From February 4 – March 6, 2020, Albany Center Gallery (ACG) will present Translations, featuring the works of regional artists Beth Humphrey, Stephen Niccolls, Victoria Palermo, Stacy Petty, and Anthony Ruscitto. An artists’ reception will be held at ACG from 5 p.m. to 8 p.m. on Friday, February 7, 2020, and the public is invited to attend.
Translations attempts to explore how artists, approaching their mediums and subjects with similar methods and processes, create such vastly varying and sometimes abstracted works from what they observe and experience in the natural world. As humans and not machines, repetitive actions and regular processes result in pieces that may be similar but never quite the same. Perceptions of reality and nature are translated into fragmented shapes, linear geometry and repeated forms, warping our sense of mundane routine.
Beth Humphrey is a nationally exhibited artist and educator who currently lives and works in Saugerties, NY. In her organically formed wall pieces, she draws inspiration from the micro, macro, and biological, as well as the mountains of her home and principles of physics. Like energy, which can neither be created nor destroyed and is constantly being transformed, Humphrey’s process sees her works transformed through various incidents, additions, and subtractions.
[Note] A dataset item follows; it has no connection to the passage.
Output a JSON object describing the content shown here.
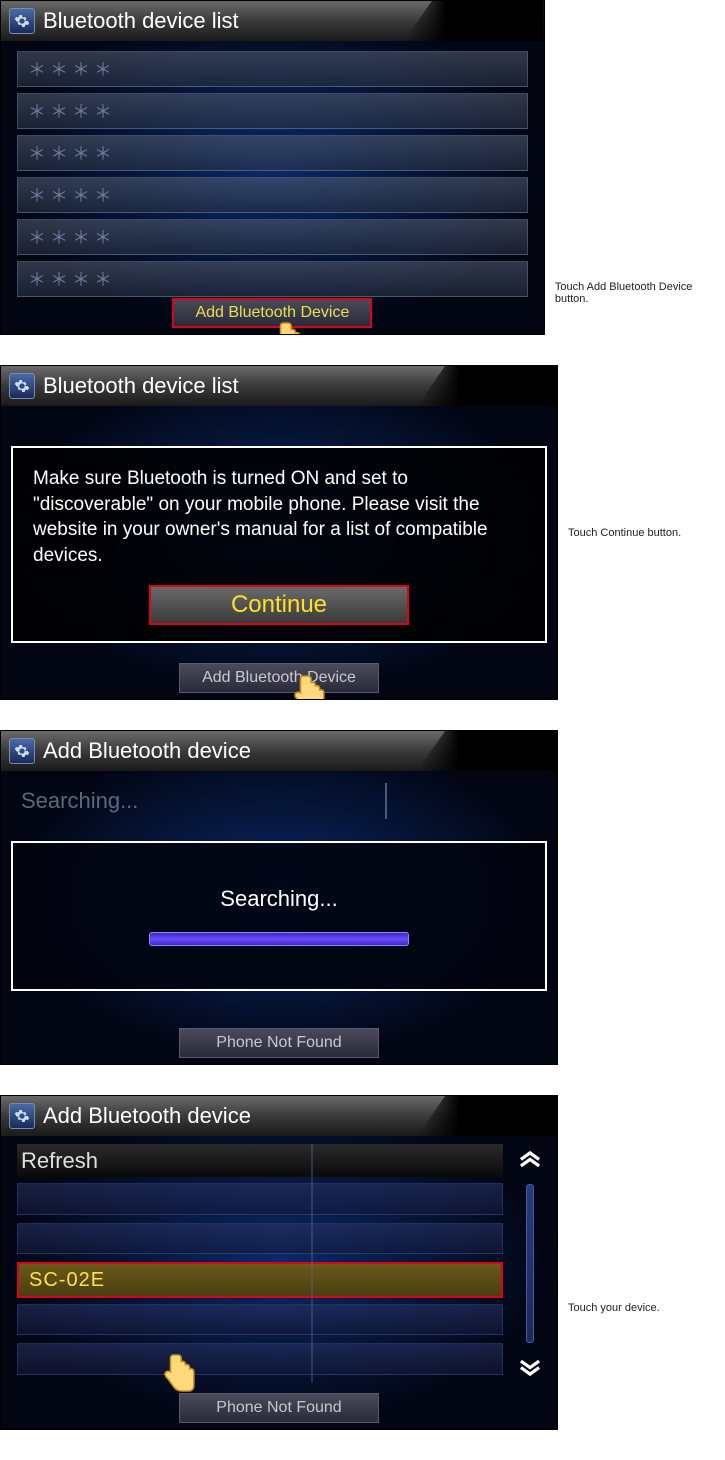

The large, abstracted paintings of Stephen Niccolls reflect his experience of the physical world as one of varying patched-together forms. Qualities such as color, pattern, and texture are translations of real-world building materials drawn from the artist’s rural upbringing in Texas: masonry, stone, rusted or scuffed metal, painted stucco, and weathered wood. In a largely improvisational and non-linear fashion, Niccolls attempts to bring reality to the canvas without straightforwardly duplicating its forms, giving new meaning and context to fictive spaces.
For her large and vivid works, Victoria Palermo begins by pouring pigmented resin over wood planks in an effort to recreate effects of light and color reflecting on bodies of water. She views this “reimagining” as “more [of] a recognition… of nature rather than an actual recording” and sees her planks as metaphorical, magnified brushstrokes of historical landscape paintings. Palermo has exhibited her two-dimensional and three-dimensional works across the country in both solo and group exhibitions.
Visual artist Stacy Petty has exhibited his works throughout the country and Europe. His current body of work focuses heavily on themes of death, decay, and rebirth. Petty is fuelled by the notion of saving art from “the dustbin of lost history.” Inspired by studies of culture and history, he recovers and revitalizes broken and fragmented works through skillful display and subtle repairs. Petty currently works out of Brooklyn and Hudson, NY.
Self-taught painter and printmaker Anthony Ruscitto has exhibited widely throughout the region and nationally. Inspired by modern and postmodern figures and movements such as Claes Oldenberg, Bauhaus, and abstract expressionism, as well as street art, graffiti, and contemporary artists, Ruscitto blends big, bold areas of color with small, sometimes hidden, expressive marks. His process, mostly intuitive and spontaneous, has allowed him to create bold works that mix pattern, line and geometry across multiple mediums.
Translations is on display at Albany Center Gallery from Tuesday, February 4, to Friday, March 6. It will feature the work of five regional artists: Beth Humphrey, Stephen Niccolls, Victoria Palermo, Stacy Petty, and Anthony Ruscitto. The exhibition will begin with an artists’ reception at ACG on Friday, February 7, from 5 p.m. to 8 p.m. The reception and exhibit are free and open to the public.
Translations, is sponsored by ACG Premier Sponsors Howard Hanna & David Phaff, as well as Kevin and Cindi Dubner, ParkAlbany, the New York State Council on the Arts, Honest Weight Food Co-op, and the Albany Wine & Dine for the Arts Festival.
I was honored to jury the 2019 exhibition, Artists of the Mohawk Hudson Region, held this year at the Hyde Collection in Glens Falls, NY. The AMHR, as it is known, is one of the longest running regional shows in the country. Over 400 people attended the opening on October 12, at which Bill Mckibben, author and creator of 350.org, spoke about art and climate change.
Many thanks to David Brickman for his art blog, Get Visual, and his wonderful review posted November 16, 2019.
Click here to read the Albany Times Union review for this show.
A shout-out and thanks to the Glens Falls Post Star for their coverage of the opening event!
Photo credits/Jim McLaughlin